Sean: 24:27 – What is the best way, and this is another question I asked Alex, that people can get involved and help shelters or rescue organizations in their areas?
Meg: 24:40 – Best way and easiest way honestly is just to find a local—sorry, excuse me, local rescue organization near them. And actually, I mean you can go online to their website and typically they have a volunteer or donate section. And you know, a lot of times people can’t donate money, but you can donate time and sometimes that’s even more important. So being hands on in the community, helping at their adoption events, you know, any fundraising events they may have. Time is sometimes more important than money.
Sean: 25:18 – Yeah, there’s no doubt. And listen, thank you Meg so much for taking the time to do this. Thank you for everything you’re doing with Wags and Weights, and you know, if there’s ever anything I can do to help out, please let me know. As a dog person, I just love what you and Alex are doing.
Meg: 25:34 – Thank you, I really appreciate that.
Sean: 25:35 – And best of luck this season and congratulations on making the Games.
Meg: 25:37 – Thank you.
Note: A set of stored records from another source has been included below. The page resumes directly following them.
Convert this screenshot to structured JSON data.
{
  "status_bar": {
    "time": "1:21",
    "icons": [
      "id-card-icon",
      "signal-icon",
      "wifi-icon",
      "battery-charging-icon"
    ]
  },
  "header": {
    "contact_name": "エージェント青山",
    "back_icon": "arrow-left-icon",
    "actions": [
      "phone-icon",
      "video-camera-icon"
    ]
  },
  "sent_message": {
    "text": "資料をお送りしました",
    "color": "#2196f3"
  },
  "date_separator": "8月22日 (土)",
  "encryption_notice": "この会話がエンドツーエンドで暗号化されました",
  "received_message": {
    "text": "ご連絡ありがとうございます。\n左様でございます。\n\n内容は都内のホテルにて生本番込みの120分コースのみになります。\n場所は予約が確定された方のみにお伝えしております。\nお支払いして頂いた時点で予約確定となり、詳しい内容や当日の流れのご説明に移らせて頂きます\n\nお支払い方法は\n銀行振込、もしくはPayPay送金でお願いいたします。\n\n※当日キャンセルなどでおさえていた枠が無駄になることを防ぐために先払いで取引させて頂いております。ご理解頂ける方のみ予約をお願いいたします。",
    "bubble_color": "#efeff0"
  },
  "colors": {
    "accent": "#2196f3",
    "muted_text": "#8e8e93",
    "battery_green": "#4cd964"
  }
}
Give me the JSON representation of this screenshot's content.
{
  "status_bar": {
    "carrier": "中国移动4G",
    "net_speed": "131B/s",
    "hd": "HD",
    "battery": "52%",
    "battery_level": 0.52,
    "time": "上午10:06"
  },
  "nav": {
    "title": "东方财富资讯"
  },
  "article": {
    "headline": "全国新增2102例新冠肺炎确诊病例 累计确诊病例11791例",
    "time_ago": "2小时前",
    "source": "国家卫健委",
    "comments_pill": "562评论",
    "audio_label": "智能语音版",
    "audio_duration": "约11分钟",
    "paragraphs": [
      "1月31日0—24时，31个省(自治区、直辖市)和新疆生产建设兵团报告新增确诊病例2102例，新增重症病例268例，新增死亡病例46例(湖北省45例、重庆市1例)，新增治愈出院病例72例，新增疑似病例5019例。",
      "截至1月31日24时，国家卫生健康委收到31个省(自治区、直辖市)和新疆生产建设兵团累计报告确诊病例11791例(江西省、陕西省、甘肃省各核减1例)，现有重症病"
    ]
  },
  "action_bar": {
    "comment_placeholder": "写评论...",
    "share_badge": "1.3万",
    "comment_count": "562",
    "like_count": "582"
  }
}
Sean: 25:38 – Big thanks to Meg Reardon for coming on the show today. You can find her on Instagram. She is @Megg_a_tron, that’s M E G G underscore A underscore Tron. You can also follow Wags and Weights on Instagram and check out their website at wagsandweights.com. I’m Sean Woodland and this is Two-Brain Radio. If you’re a gym owner and need some help growing your business, Two-Brain mentors can show you the exact steps to add $5,000 in monthly recurring revenue. Book a free call on Two-Brain business.com to find out more. Thank you so much for listening everyone. We’ll see you next time.